▸ Stored data:
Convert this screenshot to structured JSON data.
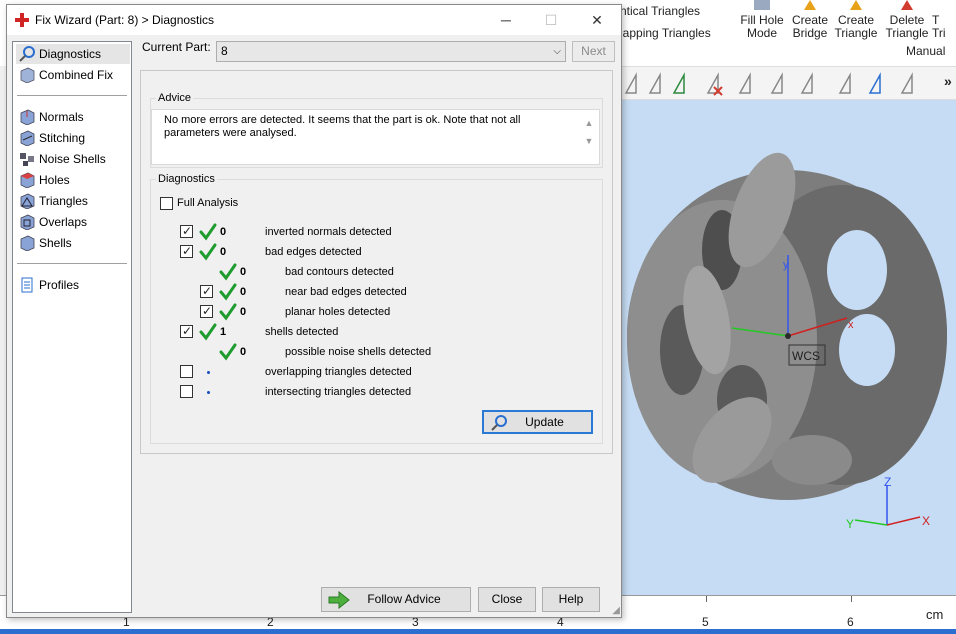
{
  "background_app": {
    "ribbon": {
      "items": [
        "ntical Triangles",
        "lapping Triangles"
      ],
      "buttons": [
        {
          "id": "fill-hole",
          "line1": "Fill Hole",
          "line2": "Mode"
        },
        {
          "id": "create-bridge",
          "line1": "Create",
          "line2": "Bridge"
        },
        {
          "id": "create-triangle",
          "line1": "Create",
          "line2": "Triangle"
        },
        {
          "id": "delete-triangle",
          "line1": "Delete",
          "line2": "Triangle"
        },
        {
          "id": "t-partial",
          "line1": "T",
          "line2": "Tri"
        }
      ],
      "group_label": "Manual",
      "more": "»"
    },
    "viewport": {
      "wcs_label": "WCS",
      "axis_x": "x",
      "axis_y": "y",
      "axis_z": "Z",
      "mini_axis_x": "X",
      "mini_axis_y": "Y",
      "mini_axis_z": "Z"
    },
    "ruler": {
      "numbers": [
        "1",
        "2",
        "3",
        "4",
        "5",
        "6"
      ],
      "unit": "cm"
    },
    "colors": {
      "viewport_bg": "#c6dcf4",
      "accent": "#2a7ad5",
      "green_check": "#1e9c2e"
    }
  },
  "dialog": {
    "title": "Fix Wizard (Part: 8) > Diagnostics",
    "controls": {
      "minimize": "─",
      "maximize": "☐",
      "close": "✕"
    },
    "sidebar": {
      "items": [
        {
          "label": "Diagnostics",
          "icon": "magnifier-icon",
          "selected": true
        },
        {
          "label": "Combined Fix",
          "icon": "cube-icon"
        },
        {
          "label": "Normals",
          "icon": "normals-cube-icon"
        },
        {
          "label": "Stitching",
          "icon": "stitching-cube-icon"
        },
        {
          "label": "Noise Shells",
          "icon": "noise-shells-icon"
        },
        {
          "label": "Holes",
          "icon": "holes-cube-icon"
        },
        {
          "label": "Triangles",
          "icon": "triangle-cube-icon"
        },
        {
          "label": "Overlaps",
          "icon": "overlaps-cube-icon"
        },
        {
          "label": "Shells",
          "icon": "shells-cube-icon"
        },
        {
          "label": "Profiles",
          "icon": "document-icon"
        }
      ]
    },
    "current_part": {
      "label": "Current Part:",
      "value": "8",
      "next_label": "Next"
    },
    "advice": {
      "title": "Advice",
      "text": "No more errors are detected. It seems that the part is ok. Note that not all parameters were analysed."
    },
    "diagnostics": {
      "title": "Diagnostics",
      "full_analysis_label": "Full Analysis",
      "full_analysis_checked": false,
      "rows": [
        {
          "label": "inverted normals detected",
          "count": "0",
          "checked": true,
          "indent": 0,
          "status": "ok"
        },
        {
          "label": "bad edges detected",
          "count": "0",
          "checked": true,
          "indent": 0,
          "status": "ok"
        },
        {
          "label": "bad contours detected",
          "count": "0",
          "checked": null,
          "indent": 1,
          "status": "ok"
        },
        {
          "label": "near bad edges detected",
          "count": "0",
          "checked": true,
          "indent": 1,
          "status": "ok"
        },
        {
          "label": "planar holes detected",
          "count": "0",
          "checked": true,
          "indent": 1,
          "status": "ok"
        },
        {
          "label": "shells detected",
          "count": "1",
          "checked": true,
          "indent": 0,
          "status": "ok"
        },
        {
          "label": "possible noise shells detected",
          "count": "0",
          "checked": null,
          "indent": 1,
          "status": "ok"
        },
        {
          "label": "overlapping triangles detected",
          "count": "",
          "checked": false,
          "indent": 0,
          "status": "none"
        },
        {
          "label": "intersecting triangles detected",
          "count": "",
          "checked": false,
          "indent": 0,
          "status": "none"
        }
      ],
      "update_label": "Update"
    },
    "buttons": {
      "follow_advice": "Follow Advice",
      "close": "Close",
      "help": "Help"
    }
  }
}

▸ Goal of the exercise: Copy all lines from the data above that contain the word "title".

▸ Answer to the problem:
    "title": "Fix Wizard (Part: 8) > Diagnostics",
      "title": "Advice",
      "title": "Diagnostics",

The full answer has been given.